[Element data from apps and pages]
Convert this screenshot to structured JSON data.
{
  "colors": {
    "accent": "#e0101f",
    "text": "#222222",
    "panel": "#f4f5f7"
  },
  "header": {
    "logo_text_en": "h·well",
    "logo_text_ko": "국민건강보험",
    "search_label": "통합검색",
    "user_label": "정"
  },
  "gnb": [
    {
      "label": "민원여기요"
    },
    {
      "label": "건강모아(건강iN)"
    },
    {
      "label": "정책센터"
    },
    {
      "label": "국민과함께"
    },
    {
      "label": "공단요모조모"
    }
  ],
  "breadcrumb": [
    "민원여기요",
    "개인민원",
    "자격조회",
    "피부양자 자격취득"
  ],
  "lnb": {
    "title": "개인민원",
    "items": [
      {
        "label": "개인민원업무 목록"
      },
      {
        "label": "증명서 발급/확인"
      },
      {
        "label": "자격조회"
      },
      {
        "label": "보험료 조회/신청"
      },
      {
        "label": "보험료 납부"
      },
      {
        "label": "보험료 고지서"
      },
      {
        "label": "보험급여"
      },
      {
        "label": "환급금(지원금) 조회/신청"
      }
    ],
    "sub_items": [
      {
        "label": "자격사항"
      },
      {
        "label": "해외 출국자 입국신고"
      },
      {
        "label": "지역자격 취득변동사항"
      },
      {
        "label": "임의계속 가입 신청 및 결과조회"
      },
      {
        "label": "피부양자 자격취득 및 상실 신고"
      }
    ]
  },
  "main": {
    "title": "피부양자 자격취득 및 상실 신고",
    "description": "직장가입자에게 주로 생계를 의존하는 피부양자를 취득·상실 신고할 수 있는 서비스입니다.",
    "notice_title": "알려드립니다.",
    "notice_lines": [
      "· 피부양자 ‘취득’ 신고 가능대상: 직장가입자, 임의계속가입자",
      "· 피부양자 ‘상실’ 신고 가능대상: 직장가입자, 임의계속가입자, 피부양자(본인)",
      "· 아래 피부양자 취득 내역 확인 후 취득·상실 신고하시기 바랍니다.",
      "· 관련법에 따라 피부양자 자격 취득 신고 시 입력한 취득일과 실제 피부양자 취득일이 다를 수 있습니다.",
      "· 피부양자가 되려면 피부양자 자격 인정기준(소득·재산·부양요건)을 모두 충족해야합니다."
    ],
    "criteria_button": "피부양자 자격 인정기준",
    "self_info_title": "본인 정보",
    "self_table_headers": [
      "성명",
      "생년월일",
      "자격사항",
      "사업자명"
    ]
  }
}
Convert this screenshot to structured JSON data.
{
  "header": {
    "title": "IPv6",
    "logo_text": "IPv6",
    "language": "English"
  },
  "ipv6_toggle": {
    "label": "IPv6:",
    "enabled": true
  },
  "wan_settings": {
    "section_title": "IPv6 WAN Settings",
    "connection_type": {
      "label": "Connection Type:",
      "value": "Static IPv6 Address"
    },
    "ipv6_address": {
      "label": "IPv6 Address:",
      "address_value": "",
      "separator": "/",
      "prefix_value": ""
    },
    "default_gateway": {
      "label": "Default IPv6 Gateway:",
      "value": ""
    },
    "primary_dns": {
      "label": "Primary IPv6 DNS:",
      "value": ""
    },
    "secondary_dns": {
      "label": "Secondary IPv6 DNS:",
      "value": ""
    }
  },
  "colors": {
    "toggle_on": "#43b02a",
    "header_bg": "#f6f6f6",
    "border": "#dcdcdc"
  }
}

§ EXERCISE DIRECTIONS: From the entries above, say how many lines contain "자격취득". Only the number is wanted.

§ TASK RESPONSE: 3